| Task prompt |
Return each line of the listing that has the word "value" in it.

| Task inputs |
========================================

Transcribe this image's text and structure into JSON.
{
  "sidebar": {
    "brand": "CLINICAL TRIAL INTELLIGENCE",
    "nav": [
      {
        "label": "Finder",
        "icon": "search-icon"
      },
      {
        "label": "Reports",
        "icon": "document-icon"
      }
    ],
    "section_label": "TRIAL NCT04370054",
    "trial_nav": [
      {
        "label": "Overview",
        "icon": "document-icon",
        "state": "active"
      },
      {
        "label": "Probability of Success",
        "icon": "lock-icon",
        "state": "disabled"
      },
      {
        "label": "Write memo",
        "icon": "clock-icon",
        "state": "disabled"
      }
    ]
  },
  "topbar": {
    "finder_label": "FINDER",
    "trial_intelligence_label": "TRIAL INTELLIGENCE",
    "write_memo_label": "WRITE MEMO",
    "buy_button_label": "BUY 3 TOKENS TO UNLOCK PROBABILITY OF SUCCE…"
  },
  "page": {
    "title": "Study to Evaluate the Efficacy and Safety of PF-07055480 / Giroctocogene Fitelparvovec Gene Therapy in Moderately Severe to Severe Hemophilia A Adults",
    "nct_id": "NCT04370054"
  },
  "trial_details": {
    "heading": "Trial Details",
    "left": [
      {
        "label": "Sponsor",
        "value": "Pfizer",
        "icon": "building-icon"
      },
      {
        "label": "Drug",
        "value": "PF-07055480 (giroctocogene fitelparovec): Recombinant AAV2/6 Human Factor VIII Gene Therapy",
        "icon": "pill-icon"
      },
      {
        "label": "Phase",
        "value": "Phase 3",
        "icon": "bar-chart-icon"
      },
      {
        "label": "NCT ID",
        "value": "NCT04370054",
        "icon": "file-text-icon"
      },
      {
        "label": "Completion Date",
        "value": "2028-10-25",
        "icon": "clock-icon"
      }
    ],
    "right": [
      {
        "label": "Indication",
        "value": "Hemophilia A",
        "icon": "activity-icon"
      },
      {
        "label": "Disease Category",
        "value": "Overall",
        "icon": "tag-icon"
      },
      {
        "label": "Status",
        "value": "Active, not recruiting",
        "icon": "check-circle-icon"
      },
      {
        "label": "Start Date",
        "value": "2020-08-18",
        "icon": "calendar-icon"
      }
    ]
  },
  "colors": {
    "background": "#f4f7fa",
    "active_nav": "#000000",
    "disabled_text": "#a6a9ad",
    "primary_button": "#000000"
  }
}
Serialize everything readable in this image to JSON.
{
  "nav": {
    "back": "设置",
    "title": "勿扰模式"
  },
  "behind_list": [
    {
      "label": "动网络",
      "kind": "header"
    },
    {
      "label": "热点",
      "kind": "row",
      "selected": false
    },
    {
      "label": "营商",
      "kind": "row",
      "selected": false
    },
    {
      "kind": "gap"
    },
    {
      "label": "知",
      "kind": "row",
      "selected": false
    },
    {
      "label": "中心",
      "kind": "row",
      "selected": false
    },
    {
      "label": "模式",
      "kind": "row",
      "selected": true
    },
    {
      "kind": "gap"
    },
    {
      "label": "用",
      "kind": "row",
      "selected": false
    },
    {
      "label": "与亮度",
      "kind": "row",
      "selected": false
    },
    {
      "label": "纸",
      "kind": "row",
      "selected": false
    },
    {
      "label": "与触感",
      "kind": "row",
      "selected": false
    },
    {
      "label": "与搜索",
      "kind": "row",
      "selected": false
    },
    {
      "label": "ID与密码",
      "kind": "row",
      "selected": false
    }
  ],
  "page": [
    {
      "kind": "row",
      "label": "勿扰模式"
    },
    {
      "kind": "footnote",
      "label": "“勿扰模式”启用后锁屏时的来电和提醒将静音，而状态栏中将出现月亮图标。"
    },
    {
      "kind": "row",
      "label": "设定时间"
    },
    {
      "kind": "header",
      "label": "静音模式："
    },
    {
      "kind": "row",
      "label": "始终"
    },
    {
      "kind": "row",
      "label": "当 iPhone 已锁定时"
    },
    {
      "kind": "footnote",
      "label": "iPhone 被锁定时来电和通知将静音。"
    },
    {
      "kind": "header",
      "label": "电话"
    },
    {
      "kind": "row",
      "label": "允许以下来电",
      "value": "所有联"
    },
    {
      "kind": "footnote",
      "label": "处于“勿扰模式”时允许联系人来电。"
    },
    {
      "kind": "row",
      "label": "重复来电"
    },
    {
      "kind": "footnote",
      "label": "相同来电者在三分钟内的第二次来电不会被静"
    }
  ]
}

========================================

| Solution to this exercise |
        "value": "Pfizer",
        "value": "PF-07055480 (giroctocogene fitelparovec): Recombinant AAV2/6 Human Factor VIII Gene Therapy",
        "value": "Phase 3",
        "value": "NCT04370054",
        "value": "2028-10-25",
        "value": "Hemophilia A",
        "value": "Overall",
        "value": "Active, not recruiting",
        "value": "2020-08-18",
      "value": "所有联"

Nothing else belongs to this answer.